TASK TO COMPLETE:
Each line in the records below that has the word "this" should be copied.

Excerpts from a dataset
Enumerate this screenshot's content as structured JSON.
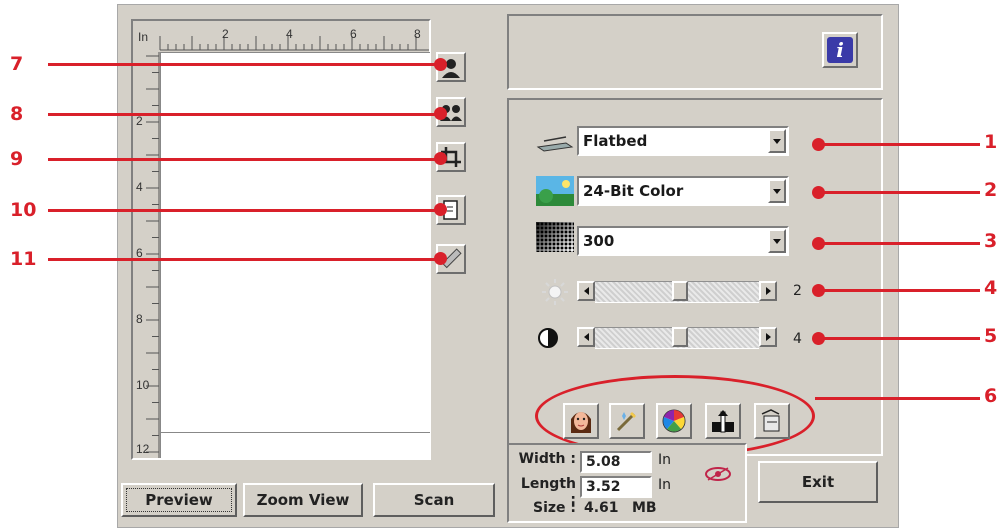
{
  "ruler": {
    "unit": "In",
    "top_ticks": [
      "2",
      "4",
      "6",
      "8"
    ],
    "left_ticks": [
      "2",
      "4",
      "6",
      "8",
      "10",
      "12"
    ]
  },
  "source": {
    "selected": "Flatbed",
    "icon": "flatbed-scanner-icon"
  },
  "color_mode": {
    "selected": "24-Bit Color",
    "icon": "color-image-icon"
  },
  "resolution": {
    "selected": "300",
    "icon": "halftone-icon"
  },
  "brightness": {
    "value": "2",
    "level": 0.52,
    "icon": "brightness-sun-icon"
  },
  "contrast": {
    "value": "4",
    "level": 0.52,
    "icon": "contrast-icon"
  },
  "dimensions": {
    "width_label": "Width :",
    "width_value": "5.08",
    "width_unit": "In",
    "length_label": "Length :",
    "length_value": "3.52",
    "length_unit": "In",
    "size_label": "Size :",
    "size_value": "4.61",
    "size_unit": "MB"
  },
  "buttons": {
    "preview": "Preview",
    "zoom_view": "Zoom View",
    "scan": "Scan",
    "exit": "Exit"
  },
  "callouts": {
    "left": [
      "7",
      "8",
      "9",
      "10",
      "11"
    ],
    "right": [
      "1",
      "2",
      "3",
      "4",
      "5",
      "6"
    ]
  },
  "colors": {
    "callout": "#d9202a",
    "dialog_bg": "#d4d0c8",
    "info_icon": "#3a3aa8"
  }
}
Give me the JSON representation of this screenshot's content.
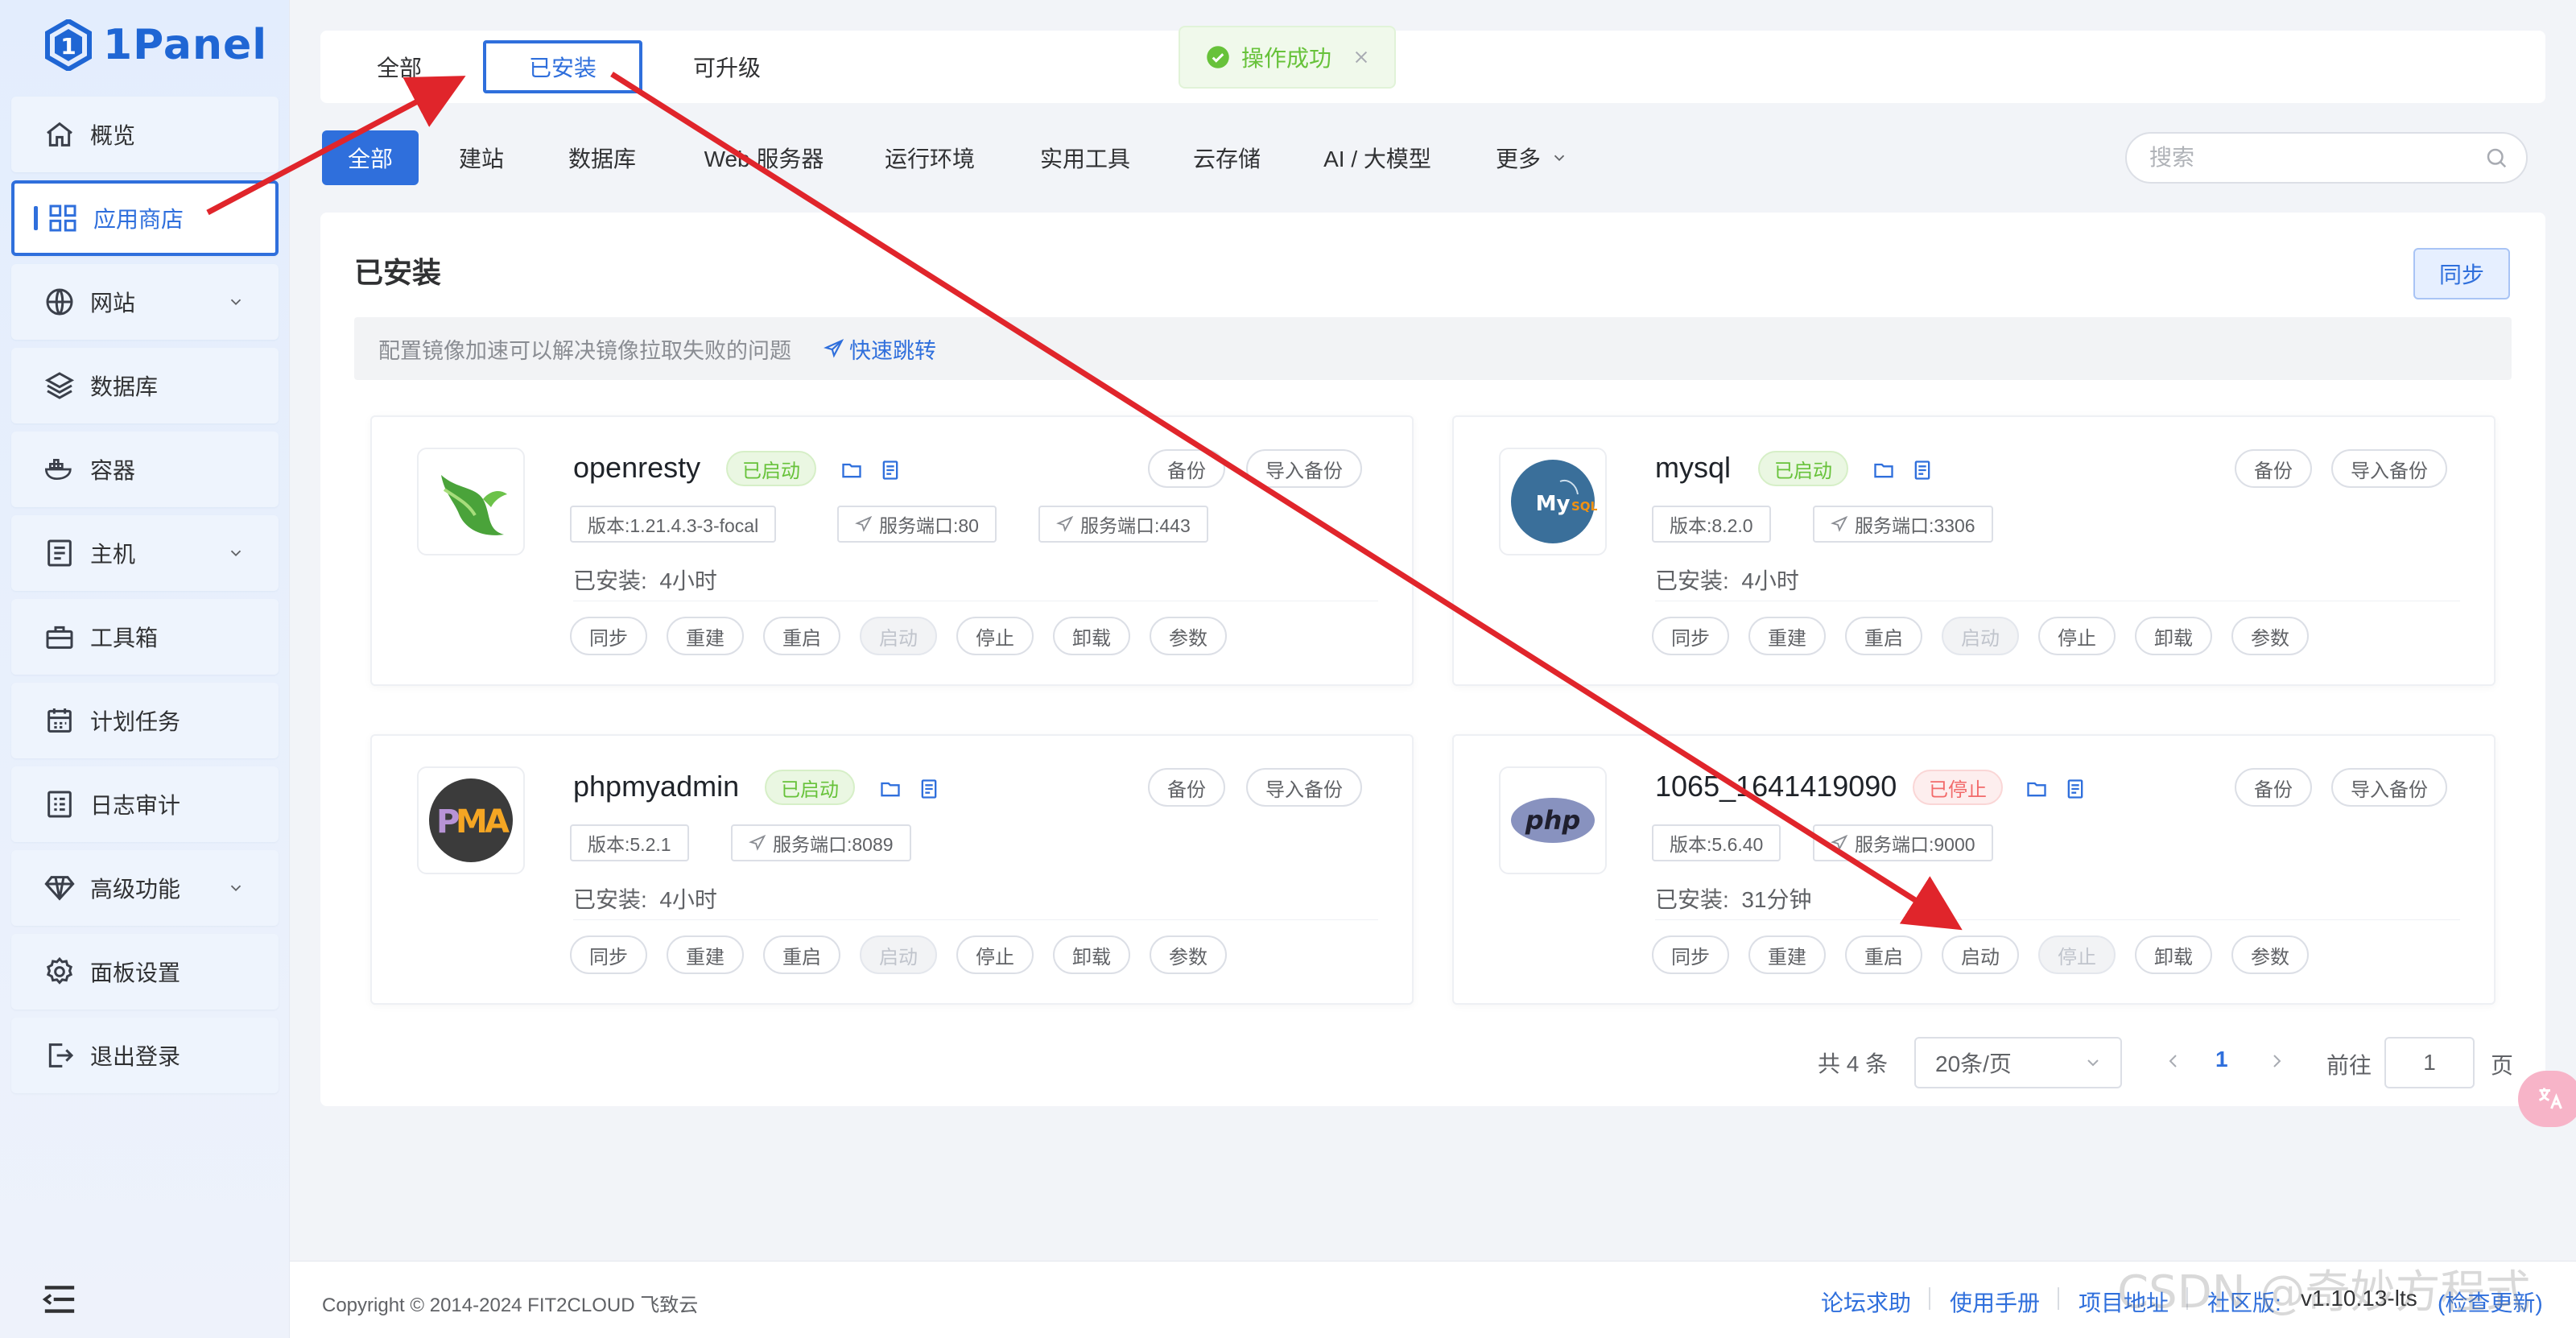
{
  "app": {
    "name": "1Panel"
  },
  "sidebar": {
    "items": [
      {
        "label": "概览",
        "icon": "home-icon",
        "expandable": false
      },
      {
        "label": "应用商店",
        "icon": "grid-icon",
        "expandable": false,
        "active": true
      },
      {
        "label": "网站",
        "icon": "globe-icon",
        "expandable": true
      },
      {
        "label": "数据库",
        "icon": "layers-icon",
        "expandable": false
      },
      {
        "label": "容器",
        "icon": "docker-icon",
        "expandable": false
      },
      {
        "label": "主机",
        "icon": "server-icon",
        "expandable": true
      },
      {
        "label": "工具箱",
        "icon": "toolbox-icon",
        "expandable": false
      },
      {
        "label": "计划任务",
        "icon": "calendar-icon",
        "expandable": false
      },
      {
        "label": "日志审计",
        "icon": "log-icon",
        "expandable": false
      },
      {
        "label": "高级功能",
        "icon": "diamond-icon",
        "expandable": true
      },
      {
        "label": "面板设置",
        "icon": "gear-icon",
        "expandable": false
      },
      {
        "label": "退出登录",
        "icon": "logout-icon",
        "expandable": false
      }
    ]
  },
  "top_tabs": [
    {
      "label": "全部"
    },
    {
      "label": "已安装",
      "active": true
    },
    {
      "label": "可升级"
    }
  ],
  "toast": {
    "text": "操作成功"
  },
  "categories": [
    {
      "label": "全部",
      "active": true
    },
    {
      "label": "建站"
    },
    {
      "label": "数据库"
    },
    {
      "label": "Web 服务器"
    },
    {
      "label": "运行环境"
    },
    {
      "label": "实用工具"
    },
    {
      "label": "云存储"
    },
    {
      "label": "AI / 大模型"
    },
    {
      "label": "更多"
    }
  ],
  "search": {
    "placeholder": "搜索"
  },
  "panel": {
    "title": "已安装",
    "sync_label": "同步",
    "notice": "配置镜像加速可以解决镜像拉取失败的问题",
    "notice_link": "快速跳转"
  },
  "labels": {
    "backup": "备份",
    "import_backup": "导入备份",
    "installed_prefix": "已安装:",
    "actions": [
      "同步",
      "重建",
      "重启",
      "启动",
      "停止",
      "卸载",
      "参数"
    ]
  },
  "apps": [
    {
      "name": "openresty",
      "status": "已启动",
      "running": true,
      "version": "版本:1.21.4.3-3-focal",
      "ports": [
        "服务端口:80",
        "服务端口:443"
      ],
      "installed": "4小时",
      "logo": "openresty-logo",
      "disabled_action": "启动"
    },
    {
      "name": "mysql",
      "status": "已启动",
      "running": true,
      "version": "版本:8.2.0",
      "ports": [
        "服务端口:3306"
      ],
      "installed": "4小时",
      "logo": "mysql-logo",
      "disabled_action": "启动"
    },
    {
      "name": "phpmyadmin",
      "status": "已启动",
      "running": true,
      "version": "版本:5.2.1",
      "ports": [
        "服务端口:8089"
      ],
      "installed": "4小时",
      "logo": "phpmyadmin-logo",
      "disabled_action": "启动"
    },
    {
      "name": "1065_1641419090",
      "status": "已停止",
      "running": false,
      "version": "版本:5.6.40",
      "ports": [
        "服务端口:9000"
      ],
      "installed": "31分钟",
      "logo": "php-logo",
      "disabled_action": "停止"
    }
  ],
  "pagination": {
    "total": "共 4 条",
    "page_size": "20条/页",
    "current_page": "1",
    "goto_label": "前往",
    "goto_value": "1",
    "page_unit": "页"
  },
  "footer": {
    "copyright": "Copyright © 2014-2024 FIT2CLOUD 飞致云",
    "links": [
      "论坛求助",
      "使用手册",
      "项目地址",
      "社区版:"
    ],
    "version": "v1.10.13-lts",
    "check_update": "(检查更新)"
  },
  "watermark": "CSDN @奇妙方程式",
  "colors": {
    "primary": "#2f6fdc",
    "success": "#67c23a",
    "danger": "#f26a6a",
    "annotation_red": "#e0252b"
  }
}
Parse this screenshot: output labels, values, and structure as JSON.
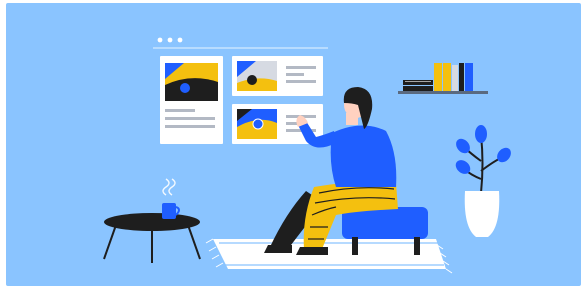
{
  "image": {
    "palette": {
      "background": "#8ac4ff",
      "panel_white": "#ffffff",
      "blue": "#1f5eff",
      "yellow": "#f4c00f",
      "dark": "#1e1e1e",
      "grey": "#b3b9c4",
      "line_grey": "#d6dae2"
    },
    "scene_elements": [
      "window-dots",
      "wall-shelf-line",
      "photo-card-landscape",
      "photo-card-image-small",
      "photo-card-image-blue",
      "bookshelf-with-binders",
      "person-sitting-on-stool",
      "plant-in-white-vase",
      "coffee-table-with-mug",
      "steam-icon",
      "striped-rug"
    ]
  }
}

WRITTEN SOLUTION:
Enumerate this screenshot's content as structured JSON.
Give me the JSON representation of this screenshot's content.
Parse this screenshot: output labels, values, and structure as JSON.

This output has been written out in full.